(back) Subject: Re: An 8-rank Wonder From: <RonSeverin@aol.com> Date: Wed, 9 Feb 2005 14:26:33 EST   Ross:   It's an eight rank wonder not ten or twelve or fifteen. Space and money was tight, I think they did a good job of it just the same.   Ron Severin Just being practical.    
(back) Subject: RE: An 8-rank Wonder From: "TheShieling" <TheShieling@xtra.co.nz> Date: Thu, 10 Feb 2005 09:39:49 +1300   >It's an eight rank wonder not ten or twelve or fifteen. Space and money was tight, I think they did a good job of it just the same.   Sure, Ron, and I do applaud the sense in having an organ that isn't too = big. Mind you, that's very rarely a problem at all through lack of money. I'm sure, too, that preferences for which eight ranks we choose would be culturally conditioned at least in part. Here, for example, you'd never = see a Celeste on the Great, ever, be the organ large or small, unit or = straight.   Too, I guess I'm the same as others are, in that I need to remind myself, always, that without knowing the building and never having played or heard the instrument, it is always impossible to second-guess what it actually sounds like. I know instruments of great design but poor performance, and magnificent organs of poor design. Ross    

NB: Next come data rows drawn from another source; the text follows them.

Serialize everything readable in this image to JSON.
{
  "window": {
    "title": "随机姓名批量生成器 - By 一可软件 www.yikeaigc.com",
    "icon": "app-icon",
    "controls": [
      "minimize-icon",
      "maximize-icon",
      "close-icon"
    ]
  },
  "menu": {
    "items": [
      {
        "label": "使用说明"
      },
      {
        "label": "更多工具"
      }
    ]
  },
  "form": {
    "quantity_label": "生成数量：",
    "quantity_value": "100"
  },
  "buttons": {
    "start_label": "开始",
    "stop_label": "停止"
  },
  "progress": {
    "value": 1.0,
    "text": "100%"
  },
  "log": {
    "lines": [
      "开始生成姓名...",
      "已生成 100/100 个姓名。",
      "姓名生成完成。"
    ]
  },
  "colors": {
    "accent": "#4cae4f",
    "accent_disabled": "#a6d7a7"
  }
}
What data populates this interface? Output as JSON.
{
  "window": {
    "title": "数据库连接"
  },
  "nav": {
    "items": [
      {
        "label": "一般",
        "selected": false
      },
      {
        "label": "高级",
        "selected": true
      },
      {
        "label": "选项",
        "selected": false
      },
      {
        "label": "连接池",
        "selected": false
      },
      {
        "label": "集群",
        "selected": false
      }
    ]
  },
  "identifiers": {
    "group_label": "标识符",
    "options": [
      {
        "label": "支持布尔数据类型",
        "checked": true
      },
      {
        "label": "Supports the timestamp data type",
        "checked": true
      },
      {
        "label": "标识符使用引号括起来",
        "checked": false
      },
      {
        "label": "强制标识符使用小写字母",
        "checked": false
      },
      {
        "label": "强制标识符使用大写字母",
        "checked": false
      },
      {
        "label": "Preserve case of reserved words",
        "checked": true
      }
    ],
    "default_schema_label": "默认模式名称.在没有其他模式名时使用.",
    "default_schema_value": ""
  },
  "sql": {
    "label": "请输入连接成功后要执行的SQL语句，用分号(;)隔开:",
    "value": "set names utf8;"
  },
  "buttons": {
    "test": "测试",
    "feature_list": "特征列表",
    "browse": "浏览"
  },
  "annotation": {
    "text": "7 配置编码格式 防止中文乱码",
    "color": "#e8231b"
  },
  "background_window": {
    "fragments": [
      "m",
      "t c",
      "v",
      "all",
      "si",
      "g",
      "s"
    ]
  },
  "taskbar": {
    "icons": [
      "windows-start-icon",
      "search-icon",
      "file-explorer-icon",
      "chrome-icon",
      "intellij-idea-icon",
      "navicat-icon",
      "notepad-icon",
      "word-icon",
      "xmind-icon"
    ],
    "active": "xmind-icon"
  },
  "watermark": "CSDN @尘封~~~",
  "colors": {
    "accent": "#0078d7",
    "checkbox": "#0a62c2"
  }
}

(back) Subject: Off-topic question; was: Thanks to those of you... From: "Glenda" <gksjd85@direcway.com> Date: Wed, 09 Feb 2005 17:21:34 -0600   Do doctors prescribe Valtrex nowadays for chicken pox? I know it has been prescribed for friends with shingles (which sadly recur - I didn't know that but should have guessed). I had chicken pox at the age of 8, and won't tell you what home remedy my mom made me endure for it (yes, it had something to do with chickens). Chicken pox didn't affect my organ skills (I had none at the time - not much has changed).   Eating Cajun Creole roasted peanuts (a hoo-ahh!),   Glenda Sutton gksjd85@direcway.com          
(back) Subject: Re: Off-topic question; was: Thanks to those of you... From: <TubaMagna@aol.com> Date: Wed, 9 Feb 2005 18:38:47 EST   In a message dated 02/09/05, Glenda (gksjd85@direcway.com) wrote:   << Do doctors prescribe Valtrex nowadays for chicken pox? I know it has = been prescribed for friends with shingles (which sadly recur - I didn't know = that but should have guessed). Eating Cajun Creole roasted peanuts (a = hoo-ahh!)>>   Dear Glenda: They MAY prescribe Valtrex, as it is prescribed for the same family of =   viruses as shingles and herpes. However, Chicken Pox seem to be a = one-time, usually childhood, manifestation of the virus, which later recurs in other = forms, if I am not mistaken. As far as eating peanuts is concerned, be warned: peanuts and some = other nuts are very high in Arginine. Arginine an amino acid that, above certain =   threshhold concentrations, can trigger an attack of shingles or herpes if = the virus is latent in the patient's system. If the patient has no previous = exposure to these viruses, consumption of peanuts (or dark chocolate, another = "trigger food"), they have no adverse effects other than weight gain.   Seb in New York Not a doctor; don't play one on television; just accumulate a lot of = obscure facts